**DIRECTIONS**
Each line of the records containing "Microsoft" is to be copied out and returned.

---- DATA IN THIS EXERCISE

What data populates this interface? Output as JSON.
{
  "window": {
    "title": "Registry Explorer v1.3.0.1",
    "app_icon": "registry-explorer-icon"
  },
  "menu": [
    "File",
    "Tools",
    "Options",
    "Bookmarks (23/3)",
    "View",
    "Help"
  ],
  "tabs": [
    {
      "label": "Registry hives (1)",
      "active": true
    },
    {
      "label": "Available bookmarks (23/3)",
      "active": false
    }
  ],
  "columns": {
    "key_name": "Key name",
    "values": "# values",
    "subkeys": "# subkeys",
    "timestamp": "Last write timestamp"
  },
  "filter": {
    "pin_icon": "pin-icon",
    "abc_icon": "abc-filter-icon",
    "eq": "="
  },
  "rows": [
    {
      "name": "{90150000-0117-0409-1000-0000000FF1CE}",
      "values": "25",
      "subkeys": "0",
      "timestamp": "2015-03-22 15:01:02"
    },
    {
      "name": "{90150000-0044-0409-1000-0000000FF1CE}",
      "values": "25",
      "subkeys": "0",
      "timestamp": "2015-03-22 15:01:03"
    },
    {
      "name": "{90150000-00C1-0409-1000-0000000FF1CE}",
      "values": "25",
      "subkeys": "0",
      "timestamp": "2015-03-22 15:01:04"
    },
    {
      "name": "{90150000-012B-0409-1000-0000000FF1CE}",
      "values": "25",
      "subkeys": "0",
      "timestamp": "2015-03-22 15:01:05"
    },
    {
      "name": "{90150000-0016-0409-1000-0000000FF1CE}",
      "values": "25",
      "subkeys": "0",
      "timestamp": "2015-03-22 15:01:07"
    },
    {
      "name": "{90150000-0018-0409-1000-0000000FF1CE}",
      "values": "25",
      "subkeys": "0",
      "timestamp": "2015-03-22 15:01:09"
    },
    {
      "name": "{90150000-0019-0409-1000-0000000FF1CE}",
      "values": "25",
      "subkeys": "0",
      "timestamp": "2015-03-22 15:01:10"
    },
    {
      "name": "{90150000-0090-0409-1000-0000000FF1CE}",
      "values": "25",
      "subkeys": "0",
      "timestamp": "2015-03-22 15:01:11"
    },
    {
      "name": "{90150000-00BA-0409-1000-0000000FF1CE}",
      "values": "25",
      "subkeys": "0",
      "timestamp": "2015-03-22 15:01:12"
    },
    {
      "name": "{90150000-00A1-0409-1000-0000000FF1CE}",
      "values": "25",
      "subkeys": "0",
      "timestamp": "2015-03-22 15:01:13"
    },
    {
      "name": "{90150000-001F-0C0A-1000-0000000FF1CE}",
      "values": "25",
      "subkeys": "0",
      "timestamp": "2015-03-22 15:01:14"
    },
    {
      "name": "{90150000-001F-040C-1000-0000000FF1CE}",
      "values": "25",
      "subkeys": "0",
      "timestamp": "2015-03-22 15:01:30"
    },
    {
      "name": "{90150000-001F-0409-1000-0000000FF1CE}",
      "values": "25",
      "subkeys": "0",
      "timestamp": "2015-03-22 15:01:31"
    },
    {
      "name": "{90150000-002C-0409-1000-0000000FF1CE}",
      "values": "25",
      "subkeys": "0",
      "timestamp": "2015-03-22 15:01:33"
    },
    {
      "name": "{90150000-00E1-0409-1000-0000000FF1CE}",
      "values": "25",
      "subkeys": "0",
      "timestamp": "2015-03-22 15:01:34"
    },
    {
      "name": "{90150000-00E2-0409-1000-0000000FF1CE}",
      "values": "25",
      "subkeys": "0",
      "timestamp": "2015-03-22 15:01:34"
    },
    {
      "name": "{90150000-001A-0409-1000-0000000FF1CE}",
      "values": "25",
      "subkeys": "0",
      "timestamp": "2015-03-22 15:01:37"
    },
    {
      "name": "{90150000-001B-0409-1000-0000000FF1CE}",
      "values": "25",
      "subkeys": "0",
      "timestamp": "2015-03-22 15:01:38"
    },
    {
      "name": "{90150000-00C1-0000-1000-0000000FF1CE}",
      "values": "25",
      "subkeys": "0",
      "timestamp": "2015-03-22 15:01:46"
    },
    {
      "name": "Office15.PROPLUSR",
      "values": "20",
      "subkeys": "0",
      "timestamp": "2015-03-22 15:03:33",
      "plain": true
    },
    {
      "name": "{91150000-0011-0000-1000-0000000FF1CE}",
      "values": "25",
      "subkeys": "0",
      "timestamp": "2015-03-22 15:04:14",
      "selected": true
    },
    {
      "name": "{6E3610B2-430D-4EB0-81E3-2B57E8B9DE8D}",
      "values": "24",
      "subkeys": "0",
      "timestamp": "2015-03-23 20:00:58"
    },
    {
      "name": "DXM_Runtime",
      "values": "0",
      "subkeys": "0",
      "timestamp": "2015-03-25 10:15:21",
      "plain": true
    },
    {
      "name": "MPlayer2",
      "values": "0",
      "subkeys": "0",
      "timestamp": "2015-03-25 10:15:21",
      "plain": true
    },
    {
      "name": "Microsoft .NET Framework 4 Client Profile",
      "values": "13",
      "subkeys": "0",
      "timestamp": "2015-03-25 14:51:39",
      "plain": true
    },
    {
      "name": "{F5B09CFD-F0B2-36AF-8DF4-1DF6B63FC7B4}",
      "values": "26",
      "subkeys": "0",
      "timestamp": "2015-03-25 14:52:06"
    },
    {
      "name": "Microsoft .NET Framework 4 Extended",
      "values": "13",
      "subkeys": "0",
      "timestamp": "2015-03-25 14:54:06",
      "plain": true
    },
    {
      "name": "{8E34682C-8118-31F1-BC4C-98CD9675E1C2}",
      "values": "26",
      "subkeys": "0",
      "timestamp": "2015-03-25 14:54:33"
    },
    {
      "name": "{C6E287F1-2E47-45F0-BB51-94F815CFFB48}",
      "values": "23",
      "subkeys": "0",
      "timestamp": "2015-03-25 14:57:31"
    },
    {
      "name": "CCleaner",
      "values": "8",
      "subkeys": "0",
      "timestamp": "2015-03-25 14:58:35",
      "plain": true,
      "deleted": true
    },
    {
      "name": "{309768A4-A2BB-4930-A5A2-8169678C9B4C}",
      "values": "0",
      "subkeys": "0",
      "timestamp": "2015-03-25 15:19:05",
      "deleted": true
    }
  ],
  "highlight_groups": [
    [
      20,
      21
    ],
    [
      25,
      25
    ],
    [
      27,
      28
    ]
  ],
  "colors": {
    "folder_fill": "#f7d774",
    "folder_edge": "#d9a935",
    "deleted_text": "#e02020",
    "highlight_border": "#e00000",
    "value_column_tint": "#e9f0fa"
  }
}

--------

**EXERCISE RESPONSE**
      "name": "Microsoft .NET Framework 4 Client Profile",
      "name": "Microsoft .NET Framework 4 Extended",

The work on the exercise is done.